Page and application data records
== == ==

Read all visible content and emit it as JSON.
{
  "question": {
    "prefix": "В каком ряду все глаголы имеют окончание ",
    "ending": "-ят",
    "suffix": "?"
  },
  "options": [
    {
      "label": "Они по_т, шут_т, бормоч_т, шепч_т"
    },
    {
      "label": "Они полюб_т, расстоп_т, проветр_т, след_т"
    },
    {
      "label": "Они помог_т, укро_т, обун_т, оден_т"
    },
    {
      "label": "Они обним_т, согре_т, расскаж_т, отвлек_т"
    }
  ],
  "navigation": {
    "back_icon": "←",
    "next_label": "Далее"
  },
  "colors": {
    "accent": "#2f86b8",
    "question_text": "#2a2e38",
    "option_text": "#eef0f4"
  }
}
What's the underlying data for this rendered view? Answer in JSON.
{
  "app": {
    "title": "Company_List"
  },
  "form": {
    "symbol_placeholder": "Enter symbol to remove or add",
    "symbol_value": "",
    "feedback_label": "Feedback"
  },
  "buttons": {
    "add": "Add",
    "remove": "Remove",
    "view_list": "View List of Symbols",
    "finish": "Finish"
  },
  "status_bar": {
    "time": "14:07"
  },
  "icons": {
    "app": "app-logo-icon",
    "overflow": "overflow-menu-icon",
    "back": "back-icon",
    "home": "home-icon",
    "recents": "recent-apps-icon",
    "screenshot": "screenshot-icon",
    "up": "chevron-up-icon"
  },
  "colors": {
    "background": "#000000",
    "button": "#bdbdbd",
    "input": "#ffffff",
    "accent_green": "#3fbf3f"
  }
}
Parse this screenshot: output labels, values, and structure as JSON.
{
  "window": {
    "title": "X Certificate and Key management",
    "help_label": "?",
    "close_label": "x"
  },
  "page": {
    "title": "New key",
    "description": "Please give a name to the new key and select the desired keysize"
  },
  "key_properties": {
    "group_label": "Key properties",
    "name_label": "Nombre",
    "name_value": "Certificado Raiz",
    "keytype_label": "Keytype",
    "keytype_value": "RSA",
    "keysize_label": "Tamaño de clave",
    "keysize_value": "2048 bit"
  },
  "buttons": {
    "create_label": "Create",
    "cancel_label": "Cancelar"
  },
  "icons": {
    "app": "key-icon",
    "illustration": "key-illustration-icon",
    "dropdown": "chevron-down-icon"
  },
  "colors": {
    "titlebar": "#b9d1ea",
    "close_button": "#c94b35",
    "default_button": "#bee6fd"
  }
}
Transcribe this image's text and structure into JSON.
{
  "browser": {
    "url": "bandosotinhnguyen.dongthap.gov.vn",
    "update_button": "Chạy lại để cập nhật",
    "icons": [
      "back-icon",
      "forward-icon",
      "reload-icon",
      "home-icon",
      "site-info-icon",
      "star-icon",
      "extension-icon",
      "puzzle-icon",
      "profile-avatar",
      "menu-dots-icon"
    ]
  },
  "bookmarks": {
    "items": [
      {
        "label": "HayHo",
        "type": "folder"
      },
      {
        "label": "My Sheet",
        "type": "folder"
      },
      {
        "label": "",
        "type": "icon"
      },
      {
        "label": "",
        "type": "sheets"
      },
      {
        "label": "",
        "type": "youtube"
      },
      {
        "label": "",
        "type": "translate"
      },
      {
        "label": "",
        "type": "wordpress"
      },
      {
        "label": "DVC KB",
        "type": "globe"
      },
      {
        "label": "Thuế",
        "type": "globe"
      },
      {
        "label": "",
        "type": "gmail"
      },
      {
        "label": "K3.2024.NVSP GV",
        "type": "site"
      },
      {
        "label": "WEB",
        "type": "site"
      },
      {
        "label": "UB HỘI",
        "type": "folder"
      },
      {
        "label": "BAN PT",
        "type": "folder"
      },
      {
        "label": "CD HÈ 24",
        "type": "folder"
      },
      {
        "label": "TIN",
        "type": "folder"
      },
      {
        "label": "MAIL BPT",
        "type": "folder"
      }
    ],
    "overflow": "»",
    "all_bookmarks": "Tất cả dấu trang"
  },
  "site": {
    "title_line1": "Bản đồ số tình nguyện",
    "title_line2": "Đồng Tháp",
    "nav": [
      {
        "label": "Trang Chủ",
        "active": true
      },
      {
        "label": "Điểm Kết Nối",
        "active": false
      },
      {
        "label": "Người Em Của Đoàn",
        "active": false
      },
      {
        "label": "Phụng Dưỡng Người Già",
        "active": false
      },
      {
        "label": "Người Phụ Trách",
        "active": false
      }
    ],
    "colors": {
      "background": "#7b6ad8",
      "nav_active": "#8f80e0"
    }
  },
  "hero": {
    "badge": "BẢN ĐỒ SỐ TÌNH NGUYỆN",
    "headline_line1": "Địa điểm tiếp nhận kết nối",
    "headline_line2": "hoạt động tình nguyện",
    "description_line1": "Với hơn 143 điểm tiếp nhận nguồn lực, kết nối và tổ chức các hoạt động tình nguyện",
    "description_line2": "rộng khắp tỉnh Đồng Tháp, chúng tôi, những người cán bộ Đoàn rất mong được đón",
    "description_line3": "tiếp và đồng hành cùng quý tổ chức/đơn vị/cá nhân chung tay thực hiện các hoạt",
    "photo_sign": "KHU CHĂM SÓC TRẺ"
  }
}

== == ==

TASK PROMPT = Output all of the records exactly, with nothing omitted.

TASK RESPONSE =
Read all visible content and emit it as JSON.
{
  "question": {
    "prefix": "В каком ряду все глаголы имеют окончание ",
    "ending": "-ят",
    "suffix": "?"
  },
  "options": [
    {
      "label": "Они по_т, шут_т, бормоч_т, шепч_т"
    },
    {
      "label": "Они полюб_т, расстоп_т, проветр_т, след_т"
    },
    {
      "label": "Они помог_т, укро_т, обун_т, оден_т"
    },
    {
      "label": "Они обним_т, согре_т, расскаж_т, отвлек_т"
    }
  ],
  "navigation": {
    "back_icon": "←",
    "next_label": "Далее"
  },
  "colors": {
    "accent": "#2f86b8",
    "question_text": "#2a2e38",
    "option_text": "#eef0f4"
  }
}
What's the underlying data for this rendered view? Answer in JSON.
{
  "app": {
    "title": "Company_List"
  },
  "form": {
    "symbol_placeholder": "Enter symbol to remove or add",
    "symbol_value": "",
    "feedback_label": "Feedback"
  },
  "buttons": {
    "add": "Add",
    "remove": "Remove",
    "view_list": "View List of Symbols",
    "finish": "Finish"
  },
  "status_bar": {
    "time": "14:07"
  },
  "icons": {
    "app": "app-logo-icon",
    "overflow": "overflow-menu-icon",
    "back": "back-icon",
    "home": "home-icon",
    "recents": "recent-apps-icon",
    "screenshot": "screenshot-icon",
    "up": "chevron-up-icon"
  },
  "colors": {
    "background": "#000000",
    "button": "#bdbdbd",
    "input": "#ffffff",
    "accent_green": "#3fbf3f"
  }
}
Parse this screenshot: output labels, values, and structure as JSON.
{
  "window": {
    "title": "X Certificate and Key management",
    "help_label": "?",
    "close_label": "x"
  },
  "page": {
    "title": "New key",
    "description": "Please give a name to the new key and select the desired keysize"
  },
  "key_properties": {
    "group_label": "Key properties",
    "name_label": "Nombre",
    "name_value": "Certificado Raiz",
    "keytype_label": "Keytype",
    "keytype_value": "RSA",
    "keysize_label": "Tamaño de clave",
    "keysize_value": "2048 bit"
  },
  "buttons": {
    "create_label": "Create",
    "cancel_label": "Cancelar"
  },
  "icons": {
    "app": "key-icon",
    "illustration": "key-illustration-icon",
    "dropdown": "chevron-down-icon"
  },
  "colors": {
    "titlebar": "#b9d1ea",
    "close_button": "#c94b35",
    "default_button": "#bee6fd"
  }
}
Transcribe this image's text and structure into JSON.
{
  "browser": {
    "url": "bandosotinhnguyen.dongthap.gov.vn",
    "update_button": "Chạy lại để cập nhật",
    "icons": [
      "back-icon",
      "forward-icon",
      "reload-icon",
      "home-icon",
      "site-info-icon",
      "star-icon",
      "extension-icon",
      "puzzle-icon",
      "profile-avatar",
      "menu-dots-icon"
    ]
  },
  "bookmarks": {
    "items": [
      {
        "label": "HayHo",
        "type": "folder"
      },
      {
        "label": "My Sheet",
        "type": "folder"
      },
      {
        "label": "",
        "type": "icon"
      },
      {
        "label": "",
        "type": "sheets"
      },
      {
        "label": "",
        "type": "youtube"
      },
      {
        "label": "",
        "type": "translate"
      },
      {
        "label": "",
        "type": "wordpress"
      },
      {
        "label": "DVC KB",
        "type": "globe"
      },
      {
        "label": "Thuế",
        "type": "globe"
      },
      {
        "label": "",
        "type": "gmail"
      },
      {
        "label": "K3.2024.NVSP GV",
        "type": "site"
      },
      {
        "label": "WEB",
        "type": "site"
      },
      {
        "label": "UB HỘI",
        "type": "folder"
      },
      {
        "label": "BAN PT",
        "type": "folder"
      },
      {
        "label": "CD HÈ 24",
        "type": "folder"
      },
      {
        "label": "TIN",
        "type": "folder"
      },
      {
        "label": "MAIL BPT",
        "type": "folder"
      }
    ],
    "overflow": "»",
    "all_bookmarks": "Tất cả dấu trang"
  },
  "site": {
    "title_line1": "Bản đồ số tình nguyện",
    "title_line2": "Đồng Tháp",
    "nav": [
      {
        "label": "Trang Chủ",
        "active": true
      },
      {
        "label": "Điểm Kết Nối",
        "active": false
      },
      {
        "label": "Người Em Của Đoàn",
        "active": false
      },
      {
        "label": "Phụng Dưỡng Người Già",
        "active": false
      },
      {
        "label": "Người Phụ Trách",
        "active": false
      }
    ],
    "colors": {
      "background": "#7b6ad8",
      "nav_active": "#8f80e0"
    }
  },
  "hero": {
    "badge": "BẢN ĐỒ SỐ TÌNH NGUYỆN",
    "headline_line1": "Địa điểm tiếp nhận kết nối",
    "headline_line2": "hoạt động tình nguyện",
    "description_line1": "Với hơn 143 điểm tiếp nhận nguồn lực, kết nối và tổ chức các hoạt động tình nguyện",
    "description_line2": "rộng khắp tỉnh Đồng Tháp, chúng tôi, những người cán bộ Đoàn rất mong được đón",
    "description_line3": "tiếp và đồng hành cùng quý tổ chức/đơn vị/cá nhân chung tay thực hiện các hoạt",
    "photo_sign": "KHU CHĂM SÓC TRẺ"
  }
}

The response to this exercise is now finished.